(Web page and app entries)
========================

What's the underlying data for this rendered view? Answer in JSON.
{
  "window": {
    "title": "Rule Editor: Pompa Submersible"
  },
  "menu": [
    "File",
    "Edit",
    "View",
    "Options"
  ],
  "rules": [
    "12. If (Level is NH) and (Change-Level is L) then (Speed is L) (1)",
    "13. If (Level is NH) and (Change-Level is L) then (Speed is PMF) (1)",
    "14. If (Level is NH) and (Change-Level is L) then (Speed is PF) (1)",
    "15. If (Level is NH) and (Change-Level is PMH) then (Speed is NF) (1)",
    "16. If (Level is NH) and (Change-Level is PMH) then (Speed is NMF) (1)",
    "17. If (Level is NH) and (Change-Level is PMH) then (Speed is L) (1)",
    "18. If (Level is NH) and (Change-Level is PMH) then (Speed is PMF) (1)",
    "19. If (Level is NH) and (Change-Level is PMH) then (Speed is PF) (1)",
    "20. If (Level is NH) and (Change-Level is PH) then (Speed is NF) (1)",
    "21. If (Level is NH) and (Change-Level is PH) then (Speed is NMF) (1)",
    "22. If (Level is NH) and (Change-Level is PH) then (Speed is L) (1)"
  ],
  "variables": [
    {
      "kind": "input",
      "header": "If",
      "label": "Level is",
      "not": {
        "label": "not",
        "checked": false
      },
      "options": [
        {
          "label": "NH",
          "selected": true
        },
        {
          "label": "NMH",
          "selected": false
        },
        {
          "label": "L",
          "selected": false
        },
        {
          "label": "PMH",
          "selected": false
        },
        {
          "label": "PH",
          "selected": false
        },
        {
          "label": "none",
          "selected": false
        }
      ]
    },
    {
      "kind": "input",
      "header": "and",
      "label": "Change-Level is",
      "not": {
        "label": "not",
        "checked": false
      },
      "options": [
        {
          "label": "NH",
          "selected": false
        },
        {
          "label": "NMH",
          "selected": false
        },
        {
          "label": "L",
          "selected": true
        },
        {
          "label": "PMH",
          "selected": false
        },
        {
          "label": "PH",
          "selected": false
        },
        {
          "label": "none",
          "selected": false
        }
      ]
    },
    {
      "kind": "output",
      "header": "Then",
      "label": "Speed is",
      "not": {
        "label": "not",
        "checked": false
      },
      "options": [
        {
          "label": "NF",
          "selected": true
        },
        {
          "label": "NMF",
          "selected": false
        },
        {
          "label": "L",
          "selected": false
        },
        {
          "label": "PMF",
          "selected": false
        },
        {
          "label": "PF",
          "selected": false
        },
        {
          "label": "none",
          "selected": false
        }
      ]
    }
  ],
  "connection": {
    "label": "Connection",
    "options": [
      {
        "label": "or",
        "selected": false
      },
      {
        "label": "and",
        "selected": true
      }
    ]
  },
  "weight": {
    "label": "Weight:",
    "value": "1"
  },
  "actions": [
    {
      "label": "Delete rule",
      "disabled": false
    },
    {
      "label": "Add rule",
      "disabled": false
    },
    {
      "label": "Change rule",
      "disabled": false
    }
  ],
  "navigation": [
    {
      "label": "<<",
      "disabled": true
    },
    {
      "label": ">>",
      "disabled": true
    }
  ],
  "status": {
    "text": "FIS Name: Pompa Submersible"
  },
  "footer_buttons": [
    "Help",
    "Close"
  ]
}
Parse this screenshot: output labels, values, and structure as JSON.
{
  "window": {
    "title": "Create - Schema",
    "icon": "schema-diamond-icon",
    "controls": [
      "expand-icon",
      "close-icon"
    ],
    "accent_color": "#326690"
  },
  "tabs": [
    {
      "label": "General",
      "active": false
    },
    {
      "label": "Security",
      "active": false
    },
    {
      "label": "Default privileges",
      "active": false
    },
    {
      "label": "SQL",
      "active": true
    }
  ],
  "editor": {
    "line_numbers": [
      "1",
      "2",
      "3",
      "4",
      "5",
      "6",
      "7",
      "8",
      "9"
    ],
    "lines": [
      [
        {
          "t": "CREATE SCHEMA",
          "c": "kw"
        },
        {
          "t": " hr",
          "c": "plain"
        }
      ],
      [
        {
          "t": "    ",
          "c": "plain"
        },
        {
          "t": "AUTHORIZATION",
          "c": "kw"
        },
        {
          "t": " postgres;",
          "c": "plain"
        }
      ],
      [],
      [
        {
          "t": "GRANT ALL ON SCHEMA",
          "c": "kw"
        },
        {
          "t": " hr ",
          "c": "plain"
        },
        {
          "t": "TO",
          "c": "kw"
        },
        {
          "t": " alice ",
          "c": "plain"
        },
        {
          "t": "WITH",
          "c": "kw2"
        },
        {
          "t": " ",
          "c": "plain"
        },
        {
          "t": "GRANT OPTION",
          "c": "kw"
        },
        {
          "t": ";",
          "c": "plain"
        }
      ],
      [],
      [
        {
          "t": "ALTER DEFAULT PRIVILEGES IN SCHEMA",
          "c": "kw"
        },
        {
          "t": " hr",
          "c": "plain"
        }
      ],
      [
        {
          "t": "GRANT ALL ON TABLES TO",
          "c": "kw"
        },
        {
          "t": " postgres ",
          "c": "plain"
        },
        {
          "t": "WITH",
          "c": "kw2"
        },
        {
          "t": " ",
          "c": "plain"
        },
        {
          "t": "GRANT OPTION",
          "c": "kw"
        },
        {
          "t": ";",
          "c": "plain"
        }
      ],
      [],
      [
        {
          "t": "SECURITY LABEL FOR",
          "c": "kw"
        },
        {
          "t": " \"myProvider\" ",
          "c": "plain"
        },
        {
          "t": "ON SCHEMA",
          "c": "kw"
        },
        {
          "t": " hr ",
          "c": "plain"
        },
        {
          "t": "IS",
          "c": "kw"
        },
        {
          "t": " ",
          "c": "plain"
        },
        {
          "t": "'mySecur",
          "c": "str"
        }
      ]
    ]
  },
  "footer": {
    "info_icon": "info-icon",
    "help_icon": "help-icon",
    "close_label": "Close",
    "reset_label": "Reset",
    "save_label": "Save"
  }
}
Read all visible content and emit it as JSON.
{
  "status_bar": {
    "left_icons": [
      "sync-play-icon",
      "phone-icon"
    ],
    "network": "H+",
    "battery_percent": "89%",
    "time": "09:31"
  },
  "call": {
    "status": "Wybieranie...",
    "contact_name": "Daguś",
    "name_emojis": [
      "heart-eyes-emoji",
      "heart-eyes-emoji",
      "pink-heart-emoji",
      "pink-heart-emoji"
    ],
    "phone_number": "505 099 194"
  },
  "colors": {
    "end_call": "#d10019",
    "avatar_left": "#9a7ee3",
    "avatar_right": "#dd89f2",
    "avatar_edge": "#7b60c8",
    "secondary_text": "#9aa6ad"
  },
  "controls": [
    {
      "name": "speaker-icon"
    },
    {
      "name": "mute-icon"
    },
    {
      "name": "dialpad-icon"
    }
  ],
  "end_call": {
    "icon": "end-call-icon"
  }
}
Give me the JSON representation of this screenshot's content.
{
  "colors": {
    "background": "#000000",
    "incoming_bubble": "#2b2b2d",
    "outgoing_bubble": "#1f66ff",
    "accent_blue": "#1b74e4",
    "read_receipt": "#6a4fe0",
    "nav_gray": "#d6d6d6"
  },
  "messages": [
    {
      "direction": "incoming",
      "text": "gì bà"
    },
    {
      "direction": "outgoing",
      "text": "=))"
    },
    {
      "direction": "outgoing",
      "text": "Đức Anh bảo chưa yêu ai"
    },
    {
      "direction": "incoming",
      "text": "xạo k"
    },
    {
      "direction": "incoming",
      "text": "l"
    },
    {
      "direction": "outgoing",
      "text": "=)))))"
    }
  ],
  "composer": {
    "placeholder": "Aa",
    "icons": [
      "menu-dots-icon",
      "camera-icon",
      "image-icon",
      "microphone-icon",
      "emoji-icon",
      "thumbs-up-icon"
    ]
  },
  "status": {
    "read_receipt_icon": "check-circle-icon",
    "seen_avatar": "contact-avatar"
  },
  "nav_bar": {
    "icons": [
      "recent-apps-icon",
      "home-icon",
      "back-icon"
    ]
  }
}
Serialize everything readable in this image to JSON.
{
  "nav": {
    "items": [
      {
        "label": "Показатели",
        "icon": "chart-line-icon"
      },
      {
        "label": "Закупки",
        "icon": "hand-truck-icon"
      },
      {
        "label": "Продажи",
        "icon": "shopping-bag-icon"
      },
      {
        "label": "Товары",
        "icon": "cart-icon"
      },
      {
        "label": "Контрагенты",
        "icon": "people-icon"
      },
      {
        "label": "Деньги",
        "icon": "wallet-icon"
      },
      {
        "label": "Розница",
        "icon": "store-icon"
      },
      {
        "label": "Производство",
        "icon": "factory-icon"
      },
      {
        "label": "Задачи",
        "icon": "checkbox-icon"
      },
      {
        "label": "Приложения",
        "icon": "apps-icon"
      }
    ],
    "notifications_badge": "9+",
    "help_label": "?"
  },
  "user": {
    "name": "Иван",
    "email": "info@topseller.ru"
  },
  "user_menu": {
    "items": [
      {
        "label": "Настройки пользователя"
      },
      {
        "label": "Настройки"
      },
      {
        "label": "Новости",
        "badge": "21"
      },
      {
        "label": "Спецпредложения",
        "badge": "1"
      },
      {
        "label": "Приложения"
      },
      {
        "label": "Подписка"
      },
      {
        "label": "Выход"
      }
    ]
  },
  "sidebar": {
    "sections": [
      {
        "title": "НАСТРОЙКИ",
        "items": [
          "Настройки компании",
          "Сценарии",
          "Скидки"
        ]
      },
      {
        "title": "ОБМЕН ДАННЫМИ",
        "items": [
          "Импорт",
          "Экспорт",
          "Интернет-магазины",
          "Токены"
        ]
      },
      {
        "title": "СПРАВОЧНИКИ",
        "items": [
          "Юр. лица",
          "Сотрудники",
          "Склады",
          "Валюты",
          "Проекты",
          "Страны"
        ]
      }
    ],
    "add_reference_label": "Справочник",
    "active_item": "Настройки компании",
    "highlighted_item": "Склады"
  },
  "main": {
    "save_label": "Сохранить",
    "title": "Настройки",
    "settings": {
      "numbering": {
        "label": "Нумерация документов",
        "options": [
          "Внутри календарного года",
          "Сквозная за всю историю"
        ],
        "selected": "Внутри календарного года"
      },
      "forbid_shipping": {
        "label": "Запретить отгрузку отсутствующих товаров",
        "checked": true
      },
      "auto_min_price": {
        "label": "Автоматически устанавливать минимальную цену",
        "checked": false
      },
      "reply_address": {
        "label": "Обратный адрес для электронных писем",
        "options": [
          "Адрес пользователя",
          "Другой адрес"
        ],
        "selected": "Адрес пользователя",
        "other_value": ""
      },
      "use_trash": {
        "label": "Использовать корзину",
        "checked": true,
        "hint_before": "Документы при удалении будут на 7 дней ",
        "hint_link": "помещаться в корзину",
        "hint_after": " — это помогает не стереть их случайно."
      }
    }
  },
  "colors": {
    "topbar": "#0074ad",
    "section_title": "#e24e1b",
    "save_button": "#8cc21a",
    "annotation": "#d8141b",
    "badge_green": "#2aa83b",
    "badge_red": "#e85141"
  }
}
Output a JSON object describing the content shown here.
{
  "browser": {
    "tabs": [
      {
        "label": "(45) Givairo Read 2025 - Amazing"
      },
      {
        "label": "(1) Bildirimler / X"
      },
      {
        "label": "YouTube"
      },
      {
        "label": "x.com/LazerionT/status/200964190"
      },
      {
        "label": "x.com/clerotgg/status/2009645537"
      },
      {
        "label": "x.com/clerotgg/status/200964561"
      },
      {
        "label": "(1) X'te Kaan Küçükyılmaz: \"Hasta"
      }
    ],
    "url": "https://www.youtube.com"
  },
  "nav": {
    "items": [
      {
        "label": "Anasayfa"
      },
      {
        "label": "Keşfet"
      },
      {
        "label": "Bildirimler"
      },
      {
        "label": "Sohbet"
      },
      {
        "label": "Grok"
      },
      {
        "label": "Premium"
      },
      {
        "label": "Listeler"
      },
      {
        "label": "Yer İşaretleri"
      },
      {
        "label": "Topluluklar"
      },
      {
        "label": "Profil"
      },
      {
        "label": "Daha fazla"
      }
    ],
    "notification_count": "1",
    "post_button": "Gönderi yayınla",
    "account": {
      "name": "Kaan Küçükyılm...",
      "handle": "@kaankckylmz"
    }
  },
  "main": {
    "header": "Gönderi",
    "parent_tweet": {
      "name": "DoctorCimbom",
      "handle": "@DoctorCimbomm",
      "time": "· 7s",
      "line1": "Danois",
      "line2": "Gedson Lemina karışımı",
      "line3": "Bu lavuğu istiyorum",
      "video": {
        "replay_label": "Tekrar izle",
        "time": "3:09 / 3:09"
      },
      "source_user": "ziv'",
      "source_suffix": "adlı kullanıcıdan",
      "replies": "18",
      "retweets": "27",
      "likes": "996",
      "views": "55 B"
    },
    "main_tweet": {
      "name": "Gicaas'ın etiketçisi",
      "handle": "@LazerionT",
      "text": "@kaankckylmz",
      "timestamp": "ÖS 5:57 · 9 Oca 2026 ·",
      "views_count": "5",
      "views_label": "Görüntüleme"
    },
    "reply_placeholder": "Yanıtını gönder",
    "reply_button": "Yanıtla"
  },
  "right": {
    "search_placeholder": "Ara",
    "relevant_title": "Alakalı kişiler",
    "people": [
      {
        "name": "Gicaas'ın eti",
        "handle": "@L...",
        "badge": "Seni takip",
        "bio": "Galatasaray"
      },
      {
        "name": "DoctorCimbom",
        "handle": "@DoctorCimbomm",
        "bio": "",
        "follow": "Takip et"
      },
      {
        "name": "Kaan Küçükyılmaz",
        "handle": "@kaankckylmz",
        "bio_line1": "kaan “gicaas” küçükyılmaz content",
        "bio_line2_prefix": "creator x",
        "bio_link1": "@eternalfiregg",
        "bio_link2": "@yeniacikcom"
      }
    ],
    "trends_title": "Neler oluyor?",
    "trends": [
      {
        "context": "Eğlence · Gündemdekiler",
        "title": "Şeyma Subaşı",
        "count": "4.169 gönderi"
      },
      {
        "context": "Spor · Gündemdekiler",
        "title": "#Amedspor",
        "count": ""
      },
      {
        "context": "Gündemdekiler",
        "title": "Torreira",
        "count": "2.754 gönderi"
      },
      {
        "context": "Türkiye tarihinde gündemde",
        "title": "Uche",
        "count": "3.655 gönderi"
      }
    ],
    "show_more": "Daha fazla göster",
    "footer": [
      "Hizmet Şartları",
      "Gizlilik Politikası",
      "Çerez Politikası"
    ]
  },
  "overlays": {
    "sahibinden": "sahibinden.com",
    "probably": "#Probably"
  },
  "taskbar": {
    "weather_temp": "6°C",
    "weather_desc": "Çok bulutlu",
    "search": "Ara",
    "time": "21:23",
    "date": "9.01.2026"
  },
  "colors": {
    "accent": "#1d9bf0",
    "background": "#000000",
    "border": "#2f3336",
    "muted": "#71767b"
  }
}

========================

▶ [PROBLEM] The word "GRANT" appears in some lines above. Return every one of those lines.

▶ [EXERCISE RESULT]
          "t": "GRANT ALL ON SCHEMA",
          "t": "GRANT OPTION",
          "t": "GRANT ALL ON TABLES TO",
          "t": "GRANT OPTION",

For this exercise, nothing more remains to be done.